Skills involved: Time management, public speaking, critical thinking and listening

One of the best ways to engage with the community is to serve it in a position of leadership, like on your town’s City Council or school board.

By playing an active role on City Council or school board, local members will see that you understand what’s important to them and are working to make the community’s concerns and needs heard. In addition to helping out your local area, getting involved with City Council and school board can also help develop your own skills, including leadership, communication, mediation and problem-solving.


City Council skills

Frequent Businesses Within the Community


Skills involved: Interpersonal skills and professionalism

Your clients “shop local” when they work with you for their insurance needs. Pay that forward by supporting your community’s businesses, restaurants and services. You’ll show you care about your neighbors’ livelihoods by stopping there for dinner rather than a chain. They’ll take notice — and so will the other patrons. Also, shopping locally is a great way to stimulate your local economy, which can hopefully lead to more opportunities for community members.

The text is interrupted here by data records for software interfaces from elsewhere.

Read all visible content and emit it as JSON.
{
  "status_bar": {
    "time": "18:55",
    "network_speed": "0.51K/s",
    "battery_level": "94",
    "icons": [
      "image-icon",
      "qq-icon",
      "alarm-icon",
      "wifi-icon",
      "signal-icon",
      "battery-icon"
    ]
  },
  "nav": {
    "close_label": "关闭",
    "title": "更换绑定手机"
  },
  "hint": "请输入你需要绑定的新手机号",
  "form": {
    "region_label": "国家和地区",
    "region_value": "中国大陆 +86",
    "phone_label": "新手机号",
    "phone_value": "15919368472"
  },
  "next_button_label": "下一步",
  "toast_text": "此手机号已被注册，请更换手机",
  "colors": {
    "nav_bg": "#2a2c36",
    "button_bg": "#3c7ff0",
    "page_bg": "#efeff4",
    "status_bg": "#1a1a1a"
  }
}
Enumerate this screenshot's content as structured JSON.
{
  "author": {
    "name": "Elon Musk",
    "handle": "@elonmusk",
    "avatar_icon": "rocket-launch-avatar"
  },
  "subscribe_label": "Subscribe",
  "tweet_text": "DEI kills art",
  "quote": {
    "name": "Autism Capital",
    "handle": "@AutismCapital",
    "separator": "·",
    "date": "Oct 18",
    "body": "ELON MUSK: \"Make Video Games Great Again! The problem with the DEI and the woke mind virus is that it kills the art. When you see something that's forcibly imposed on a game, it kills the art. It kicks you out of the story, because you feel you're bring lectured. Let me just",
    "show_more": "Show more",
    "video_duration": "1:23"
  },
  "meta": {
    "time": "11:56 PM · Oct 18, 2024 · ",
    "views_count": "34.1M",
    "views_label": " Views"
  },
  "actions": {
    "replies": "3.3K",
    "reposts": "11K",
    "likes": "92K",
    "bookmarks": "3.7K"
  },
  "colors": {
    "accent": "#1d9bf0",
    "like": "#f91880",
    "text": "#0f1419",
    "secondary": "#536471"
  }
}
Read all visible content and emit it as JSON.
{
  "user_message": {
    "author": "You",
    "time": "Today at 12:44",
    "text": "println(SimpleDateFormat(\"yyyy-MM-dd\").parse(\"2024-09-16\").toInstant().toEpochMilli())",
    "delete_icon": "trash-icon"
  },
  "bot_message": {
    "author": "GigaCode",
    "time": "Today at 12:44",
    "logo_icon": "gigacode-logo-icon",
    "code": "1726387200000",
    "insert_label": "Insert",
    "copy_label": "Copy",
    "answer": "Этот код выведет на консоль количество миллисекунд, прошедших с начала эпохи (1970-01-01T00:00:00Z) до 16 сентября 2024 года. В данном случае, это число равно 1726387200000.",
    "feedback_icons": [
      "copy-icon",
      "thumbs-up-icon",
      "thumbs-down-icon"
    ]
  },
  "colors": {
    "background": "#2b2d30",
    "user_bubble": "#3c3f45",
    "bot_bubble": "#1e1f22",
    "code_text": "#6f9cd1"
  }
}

Don’t forget about how you can help small businesses professionally. Insurance agents can offer benefits to local businesses, such as helping them set up their employee benefits or assisting with commercial insurance. By teaming up with local businesses and supporting each other, you can form many long-lasting relationships.


local business skills

Support Your School


Skills involved: Timeliness, communication and being a team player

Schools often have several volunteer opportunities available. Consider dedicating time to help with a festival, working at a fundraiser or becoming a member of a parent-teacher organization. Volunteering within the school system shows you value the community’s future and share the values of family and education. You might also look into possibilities at your local university or community college.

This also gives you an opportunity to meet teachers, parents and kids while participating in a variety of events. Working with the school is a great way to instill these same values in your own children and can be a way to bond with them, too.


school skills

Volunteer at Nonprofits or Community Events

Skills involved: Teamwork and the ability to work and communicate with many personalities

Nonprofits across town are ready for your donations, whether that’s in time or funding. We recommend seeking out organizations that support causes close to your heart, like an animal shelter, library or rebuilding club. Often times, nonprofits need volunteers to help their organization operate efficiently and keep up with demand. Don’t forget about how you can contribute your specialized skills.

Stepping up to participate at local functions is also a great way to get involved and meet people within the community you wouldn’t normally interact with. If your town is hosting a concert, summer festival, community clean-up or sports tournament, they will need volunteers to help operations run smoothly. If a local event piques your interest, be ready and willing to join in and offer your efforts to the cause.

volunteering skills

Like, Comment and Subscribe - Online Networking

Skills involved: Technology, community management and relationship building

Just like you volunteer at a nonprofit or shop locally, you can show valuable support to these organizations online. Sharing, liking, tagging and commenting on other organizations’ social media posts helps boost their digital profile — they’ll certainly appreciate it. Also, be sure to participate in groups related to your community. You’ll clearly show your investment in your community and grow your own online presence.

Using social media can be a great way to engage with the community. By offering this as another form of communication, you may reach some people who might not have wanted to make a phone call or set up a formal meeting.

networking online skills

Make the Next Move and Stay Engaged in Your Community

These important connections can lead to increased trust and referrals to new clients. Additionally, by focusing on others while developing a stronger community, it can also lead to personal growth. Farm Bureau insurance agents truly make a difference in their communities, and so can you! Click here to apply to become a Farm Bureau agent today.